thermal bridge – a gap in insulation that allows heat to ‘short-circuit’ or bypass it. This occurs when a material with relatively high conductivity interrupts or penetrates the insulation layer. Thermal bridges occur in ‘point’ or ‘linear’ form (see Chapter 8).
U-value – measures the ease with which a material or building assembly allows heat to pass through it, i.e. how good an insulator it is. The lower the U-value, the better the insulator. U-values are measured in W/m²K.
Wh/m³ – watt hours per cubic metre. Used by the Passivhaus Institut to measure the electrical efficiency of MVHR units.
W/K – watts per degree kelvin [temperature difference between inside and outside the thermal envelope].

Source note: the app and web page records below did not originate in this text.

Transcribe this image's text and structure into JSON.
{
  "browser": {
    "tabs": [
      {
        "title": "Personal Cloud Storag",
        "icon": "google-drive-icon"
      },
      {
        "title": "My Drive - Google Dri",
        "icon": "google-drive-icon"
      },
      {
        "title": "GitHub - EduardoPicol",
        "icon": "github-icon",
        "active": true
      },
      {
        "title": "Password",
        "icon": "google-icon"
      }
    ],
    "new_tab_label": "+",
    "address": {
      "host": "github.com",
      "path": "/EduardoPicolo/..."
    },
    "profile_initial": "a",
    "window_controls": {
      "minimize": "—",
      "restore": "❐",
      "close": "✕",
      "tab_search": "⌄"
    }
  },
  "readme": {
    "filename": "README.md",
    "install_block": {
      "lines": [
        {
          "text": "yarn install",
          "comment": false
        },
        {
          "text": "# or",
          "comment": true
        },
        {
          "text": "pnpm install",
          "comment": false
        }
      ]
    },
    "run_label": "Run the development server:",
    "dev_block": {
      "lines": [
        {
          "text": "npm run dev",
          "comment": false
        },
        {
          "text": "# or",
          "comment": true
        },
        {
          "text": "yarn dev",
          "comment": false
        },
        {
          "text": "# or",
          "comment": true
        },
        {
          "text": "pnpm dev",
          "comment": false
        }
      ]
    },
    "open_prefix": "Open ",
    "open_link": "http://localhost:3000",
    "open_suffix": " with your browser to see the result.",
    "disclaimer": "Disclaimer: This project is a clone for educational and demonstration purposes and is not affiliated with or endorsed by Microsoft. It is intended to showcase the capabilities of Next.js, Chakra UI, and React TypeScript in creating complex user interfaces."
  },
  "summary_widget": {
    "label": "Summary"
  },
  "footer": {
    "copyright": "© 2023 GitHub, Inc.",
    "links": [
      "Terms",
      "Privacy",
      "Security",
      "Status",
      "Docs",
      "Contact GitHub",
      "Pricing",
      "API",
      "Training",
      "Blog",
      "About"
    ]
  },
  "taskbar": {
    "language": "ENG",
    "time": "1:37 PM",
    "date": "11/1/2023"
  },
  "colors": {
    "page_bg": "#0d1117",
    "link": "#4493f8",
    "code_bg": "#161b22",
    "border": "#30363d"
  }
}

W/mK – watts per metre [length of the linear thermal bridge] per degree kelvin [temperature difference between inside and outside the thermal envelope].

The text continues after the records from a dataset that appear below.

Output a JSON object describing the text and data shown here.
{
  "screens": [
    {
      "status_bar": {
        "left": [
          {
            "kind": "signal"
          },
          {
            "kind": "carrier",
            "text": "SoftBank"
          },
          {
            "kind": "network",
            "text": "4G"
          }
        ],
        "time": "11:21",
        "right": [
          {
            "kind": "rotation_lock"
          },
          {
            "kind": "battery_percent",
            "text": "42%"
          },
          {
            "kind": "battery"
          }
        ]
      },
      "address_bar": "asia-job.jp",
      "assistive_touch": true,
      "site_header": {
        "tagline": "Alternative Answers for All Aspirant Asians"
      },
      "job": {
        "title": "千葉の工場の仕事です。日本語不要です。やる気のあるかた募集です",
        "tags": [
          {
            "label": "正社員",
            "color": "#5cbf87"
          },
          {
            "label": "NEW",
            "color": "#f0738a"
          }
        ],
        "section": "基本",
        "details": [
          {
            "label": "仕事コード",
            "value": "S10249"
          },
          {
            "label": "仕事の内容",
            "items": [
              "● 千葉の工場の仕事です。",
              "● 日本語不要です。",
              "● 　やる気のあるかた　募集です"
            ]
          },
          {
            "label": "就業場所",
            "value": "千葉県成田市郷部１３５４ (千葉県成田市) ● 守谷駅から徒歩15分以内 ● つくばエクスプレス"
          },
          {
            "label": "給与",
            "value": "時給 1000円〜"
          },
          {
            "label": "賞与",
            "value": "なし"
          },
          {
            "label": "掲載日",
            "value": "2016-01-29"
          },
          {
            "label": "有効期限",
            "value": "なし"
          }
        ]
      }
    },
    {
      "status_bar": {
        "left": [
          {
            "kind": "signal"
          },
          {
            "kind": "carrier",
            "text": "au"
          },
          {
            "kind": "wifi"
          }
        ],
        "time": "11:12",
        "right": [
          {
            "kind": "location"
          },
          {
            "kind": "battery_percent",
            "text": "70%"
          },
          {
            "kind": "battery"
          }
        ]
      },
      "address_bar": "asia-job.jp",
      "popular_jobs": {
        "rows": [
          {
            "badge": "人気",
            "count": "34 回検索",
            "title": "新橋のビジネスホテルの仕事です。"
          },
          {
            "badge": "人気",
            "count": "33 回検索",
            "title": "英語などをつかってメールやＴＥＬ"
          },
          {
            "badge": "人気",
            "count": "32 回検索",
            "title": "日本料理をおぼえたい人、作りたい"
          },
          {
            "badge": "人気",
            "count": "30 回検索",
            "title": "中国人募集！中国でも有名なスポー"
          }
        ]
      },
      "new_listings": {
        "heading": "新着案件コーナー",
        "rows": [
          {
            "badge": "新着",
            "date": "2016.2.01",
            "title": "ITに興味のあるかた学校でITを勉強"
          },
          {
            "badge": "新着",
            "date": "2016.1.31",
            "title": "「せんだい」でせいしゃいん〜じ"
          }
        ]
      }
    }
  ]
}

W/m²K – watts per square metre [of the material/assembly] per degree kelvin [temperature difference between inside and outside the thermal envelope].
While retrofit is more challenging than new build, the EnerPHit standard provides an achievable benchmark that encourages the same high standards, rigorous methodology and attention to detail that Passivhaus demands for new builds. It is worth remembering that, at 25kWh/m².a, the EnerPHit energy performance standard is still about twice as demanding as that of the Fabric Energy Efficiency Standard (FEES) defined in the UK 2010 Code for Sustainable Homes: Technical Guide.4 Similarly, the EnerPHit minimum airtightness standard is about three times as demanding as the zero carbon (CSH Level 5/Level 6) standard. As such, achieving the EnerPHit standard remains a big challenge for architects and builders. However, it is easier to achieve in the mild climate of, say, south-west England than in central Europe, where it was piloted.

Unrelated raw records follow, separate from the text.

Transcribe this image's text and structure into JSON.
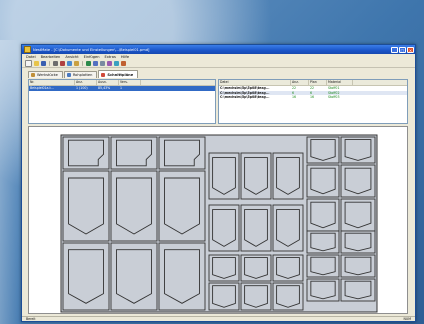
{
  "window": {
    "title": "NestMate - [C:\\Dokumente und Einstellungen\\...\\Beispiel01.pmd]",
    "min_glyph": "_",
    "max_glyph": "□",
    "close_glyph": "×"
  },
  "menu": [
    "Datei",
    "Bearbeiten",
    "Ansicht",
    "Einfügen",
    "Extras",
    "Hilfe"
  ],
  "toolbar_icons": [
    "new-icon",
    "open-icon",
    "save-icon",
    "print-icon",
    "cut-icon",
    "copy-icon",
    "paste-icon",
    "nest-icon",
    "zoom-icon",
    "grid-icon",
    "settings-icon",
    "help-icon",
    "extra-icon"
  ],
  "tabs": [
    {
      "label": "Werkstücke",
      "icon": "part-icon"
    },
    {
      "label": "Rohplatten",
      "icon": "sheet-icon"
    },
    {
      "label": "Schnittpläne",
      "icon": "plan-icon"
    }
  ],
  "left_list": {
    "headers": [
      "Nr.",
      "Anz.",
      "Ausn.",
      "Vers."
    ],
    "rows": [
      {
        "name": "Beispiel01a.t...",
        "qty": "1 (100)",
        "pct": "85,43%",
        "n": "1"
      }
    ]
  },
  "right_list": {
    "headers": [
      "Datei",
      "Anz.",
      "Plan",
      "Material"
    ],
    "rows": [
      {
        "file": "C:\\mechsim\\5p\\5p08\\teag...",
        "a": "22",
        "b": "22",
        "c": "Stoff01"
      },
      {
        "file": "C:\\mechsim\\5p\\5p08\\teag...",
        "a": "6",
        "b": "6",
        "c": "Stoff02"
      },
      {
        "file": "C:\\mechsim\\5p\\5p08\\teag...",
        "a": "16",
        "b": "16",
        "c": "Stoff03"
      }
    ]
  },
  "status": {
    "left": "Bereit",
    "right": "NUM"
  }
}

Passivhaus is all about carefully designing and constructing buildings to use vastly less energy (the reductions are by an order of magnitude) than conventional buildings.
Passivhaus originated in Germany in the early 1990s, but has now spread around the world: it is truly an international standard. It has a deliberately narrow focus on getting the building fabric right in order to achieve low energy in use. While Passivhaus addresses only this aspect of sustainable design, there is nothing to stop house builders who want to build ecologically or sustainably from using a combination of the Passivhaus standard and other standards for, say, water use, or indeed other non-codified environmental objectives, in their specification.
Achieving Passivhaus is not about lots of ‘advanced’ technology; rather, it is about changing the way we build. This means integrating design for low energy into the plans from day one, designing with an awareness of the impact of form factor, eliminating thermal bridges and radically reducing air leakage compared with standard builds, incorporating additional insulation and making use of solar gain. Once the project goes on-site, the build team needs to work in a more tight-knit, cooperative and mutually trusting way than is currently common in building projects, in order to avoid abortive work and unnecessary costs.
There are many misconceptions about Passivhaus – for example, that one is not allowed to open any windows. The discourse about Passivhaus sometimes results in the tendency to create false dichotomies, in particular between Passivhaus requirements and the use of natural or ‘low-impact’ building materials. In time, as more and more Passivhaus buildings are completed, it will become easier to overcome such concerns.
Passivhaus can also be applied to retrofitting of the existing housing stock. A newer, slightly less demanding standard specifically for retrofits – EnerPHit – has been devised by the Passivhaus Institut.